"She has your peaches."
Translation:Tá do phéitseoga aici.
This is an English to Irish exercise, so there wouldn't have been a dotted word phéitseoga for you to hover over, only the English word "peaches".
The Irish for "peaches" is péitseoga. But the possessive pronoun do lenites the following noun, so "the peaches" is na péitseoga, but "your peaches" is do phéitseoga.
The difference between péitseoga and phéitseoga is like the difference between "peaches" and "Peaches". The Irish for "peaches" is péitseoga, but just as there are particular circumstances that cause you to capitalize the first letter of a word, without changing its meaning, there are particular circumstances that cause you to lenite a word in Irish, without changing it's meaning. One of those circumstances is the possessive adjectives mo and do.
péitseoga - "peaches" - tá péitseoga ar an mbord - "there are peaches on the table"
mo phéitseoga - "my peaches" - tá mo phéitseoga ar an mbord - "my peaches are on the table"

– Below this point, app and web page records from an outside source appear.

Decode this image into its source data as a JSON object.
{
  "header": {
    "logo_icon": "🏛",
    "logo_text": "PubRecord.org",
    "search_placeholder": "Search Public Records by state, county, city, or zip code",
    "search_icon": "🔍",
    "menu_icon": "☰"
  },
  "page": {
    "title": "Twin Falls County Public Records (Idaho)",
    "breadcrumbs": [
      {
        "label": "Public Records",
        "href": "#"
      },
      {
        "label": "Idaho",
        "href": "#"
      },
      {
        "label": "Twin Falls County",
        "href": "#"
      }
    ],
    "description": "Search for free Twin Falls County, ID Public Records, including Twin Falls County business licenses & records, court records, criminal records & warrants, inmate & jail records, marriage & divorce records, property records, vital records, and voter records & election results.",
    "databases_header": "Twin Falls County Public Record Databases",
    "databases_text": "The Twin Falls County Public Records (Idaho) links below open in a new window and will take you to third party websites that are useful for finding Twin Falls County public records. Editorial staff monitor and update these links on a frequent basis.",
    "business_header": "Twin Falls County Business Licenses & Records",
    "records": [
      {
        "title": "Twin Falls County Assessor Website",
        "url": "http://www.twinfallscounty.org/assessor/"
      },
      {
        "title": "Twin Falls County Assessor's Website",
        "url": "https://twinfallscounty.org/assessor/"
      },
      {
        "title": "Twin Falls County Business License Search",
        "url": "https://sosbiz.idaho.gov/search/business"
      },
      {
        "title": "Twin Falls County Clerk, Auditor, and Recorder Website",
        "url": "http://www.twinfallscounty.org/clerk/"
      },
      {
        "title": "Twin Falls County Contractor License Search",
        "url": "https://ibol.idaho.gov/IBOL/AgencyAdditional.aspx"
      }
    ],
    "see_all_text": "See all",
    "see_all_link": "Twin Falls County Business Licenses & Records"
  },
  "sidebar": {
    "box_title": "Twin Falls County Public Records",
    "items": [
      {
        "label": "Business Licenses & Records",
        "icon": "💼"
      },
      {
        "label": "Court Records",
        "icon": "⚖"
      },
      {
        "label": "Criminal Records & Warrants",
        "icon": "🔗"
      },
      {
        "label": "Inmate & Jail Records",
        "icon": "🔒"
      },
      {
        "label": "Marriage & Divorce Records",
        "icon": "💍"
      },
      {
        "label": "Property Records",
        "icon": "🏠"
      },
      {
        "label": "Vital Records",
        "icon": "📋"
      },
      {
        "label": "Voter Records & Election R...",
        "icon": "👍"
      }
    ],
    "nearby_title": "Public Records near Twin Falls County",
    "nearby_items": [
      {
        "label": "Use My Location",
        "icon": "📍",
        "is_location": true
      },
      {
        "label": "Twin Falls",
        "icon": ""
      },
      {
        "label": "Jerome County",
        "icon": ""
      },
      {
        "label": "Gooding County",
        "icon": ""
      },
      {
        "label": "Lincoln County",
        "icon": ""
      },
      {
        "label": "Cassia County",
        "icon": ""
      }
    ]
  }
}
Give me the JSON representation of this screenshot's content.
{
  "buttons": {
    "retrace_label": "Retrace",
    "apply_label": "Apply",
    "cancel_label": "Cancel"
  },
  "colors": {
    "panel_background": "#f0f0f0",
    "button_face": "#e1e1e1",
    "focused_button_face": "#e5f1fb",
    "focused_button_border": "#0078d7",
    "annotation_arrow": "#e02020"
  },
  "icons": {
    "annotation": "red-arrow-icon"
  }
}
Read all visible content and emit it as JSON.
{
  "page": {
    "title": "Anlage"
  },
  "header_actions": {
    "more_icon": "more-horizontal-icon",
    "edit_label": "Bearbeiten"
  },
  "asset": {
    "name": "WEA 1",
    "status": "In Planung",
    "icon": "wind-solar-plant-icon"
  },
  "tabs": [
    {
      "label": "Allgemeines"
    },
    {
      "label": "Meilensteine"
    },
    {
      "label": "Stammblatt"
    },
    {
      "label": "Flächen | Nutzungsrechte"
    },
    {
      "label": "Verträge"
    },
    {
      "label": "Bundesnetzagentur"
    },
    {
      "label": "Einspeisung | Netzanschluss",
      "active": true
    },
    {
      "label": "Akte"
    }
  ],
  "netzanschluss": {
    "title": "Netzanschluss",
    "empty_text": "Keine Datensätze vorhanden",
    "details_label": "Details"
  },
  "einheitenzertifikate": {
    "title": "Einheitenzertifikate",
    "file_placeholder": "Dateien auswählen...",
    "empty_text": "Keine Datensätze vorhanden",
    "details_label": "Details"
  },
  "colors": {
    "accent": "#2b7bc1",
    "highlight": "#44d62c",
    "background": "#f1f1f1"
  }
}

do phéitseoga - "your peaches" - tá do phéitseoga ar an mbord - "your peaches are on the table"